### TASK TO COMPLETE
Give back the data in full. Leave nothing out.

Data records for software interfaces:
------------------------------------------------------------

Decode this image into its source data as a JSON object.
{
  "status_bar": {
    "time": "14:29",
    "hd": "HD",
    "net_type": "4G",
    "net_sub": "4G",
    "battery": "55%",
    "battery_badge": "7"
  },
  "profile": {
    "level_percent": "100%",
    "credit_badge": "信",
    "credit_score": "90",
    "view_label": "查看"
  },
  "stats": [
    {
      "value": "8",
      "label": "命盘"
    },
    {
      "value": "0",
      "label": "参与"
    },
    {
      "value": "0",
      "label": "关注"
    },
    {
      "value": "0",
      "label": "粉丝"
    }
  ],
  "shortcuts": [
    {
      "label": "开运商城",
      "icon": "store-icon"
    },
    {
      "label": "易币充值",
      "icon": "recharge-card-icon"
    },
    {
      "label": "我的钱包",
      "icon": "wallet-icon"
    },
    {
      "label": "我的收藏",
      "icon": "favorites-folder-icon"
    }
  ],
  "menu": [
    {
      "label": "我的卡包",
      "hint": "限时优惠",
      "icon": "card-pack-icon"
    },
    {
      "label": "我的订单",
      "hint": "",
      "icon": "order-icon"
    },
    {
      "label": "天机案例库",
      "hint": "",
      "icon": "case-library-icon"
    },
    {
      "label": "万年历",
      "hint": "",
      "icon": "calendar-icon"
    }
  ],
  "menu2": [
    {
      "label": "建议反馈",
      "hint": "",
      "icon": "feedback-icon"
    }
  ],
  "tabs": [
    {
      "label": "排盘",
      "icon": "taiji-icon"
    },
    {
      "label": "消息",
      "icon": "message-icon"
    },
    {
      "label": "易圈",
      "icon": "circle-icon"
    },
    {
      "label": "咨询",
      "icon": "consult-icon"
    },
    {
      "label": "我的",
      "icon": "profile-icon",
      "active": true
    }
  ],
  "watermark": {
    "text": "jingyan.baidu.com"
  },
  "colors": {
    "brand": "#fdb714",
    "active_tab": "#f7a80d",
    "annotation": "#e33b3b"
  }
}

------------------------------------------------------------

### ANSWER SPACE
Decode this image into its source data as a JSON object.
{
  "status_bar": {
    "time": "14:29",
    "hd": "HD",
    "net_type": "4G",
    "net_sub": "4G",
    "battery": "55%",
    "battery_badge": "7"
  },
  "profile": {
    "level_percent": "100%",
    "credit_badge": "信",
    "credit_score": "90",
    "view_label": "查看"
  },
  "stats": [
    {
      "value": "8",
      "label": "命盘"
    },
    {
      "value": "0",
      "label": "参与"
    },
    {
      "value": "0",
      "label": "关注"
    },
    {
      "value": "0",
      "label": "粉丝"
    }
  ],
  "shortcuts": [
    {
      "label": "开运商城",
      "icon": "store-icon"
    },
    {
      "label": "易币充值",
      "icon": "recharge-card-icon"
    },
    {
      "label": "我的钱包",
      "icon": "wallet-icon"
    },
    {
      "label": "我的收藏",
      "icon": "favorites-folder-icon"
    }
  ],
  "menu": [
    {
      "label": "我的卡包",
      "hint": "限时优惠",
      "icon": "card-pack-icon"
    },
    {
      "label": "我的订单",
      "hint": "",
      "icon": "order-icon"
    },
    {
      "label": "天机案例库",
      "hint": "",
      "icon": "case-library-icon"
    },
    {
      "label": "万年历",
      "hint": "",
      "icon": "calendar-icon"
    }
  ],
  "menu2": [
    {
      "label": "建议反馈",
      "hint": "",
      "icon": "feedback-icon"
    }
  ],
  "tabs": [
    {
      "label": "排盘",
      "icon": "taiji-icon"
    },
    {
      "label": "消息",
      "icon": "message-icon"
    },
    {
      "label": "易圈",
      "icon": "circle-icon"
    },
    {
      "label": "咨询",
      "icon": "consult-icon"
    },
    {
      "label": "我的",
      "icon": "profile-icon",
      "active": true
    }
  ],
  "watermark": {
    "text": "jingyan.baidu.com"
  },
  "colors": {
    "brand": "#fdb714",
    "active_tab": "#f7a80d",
    "annotation": "#e33b3b"
  }
}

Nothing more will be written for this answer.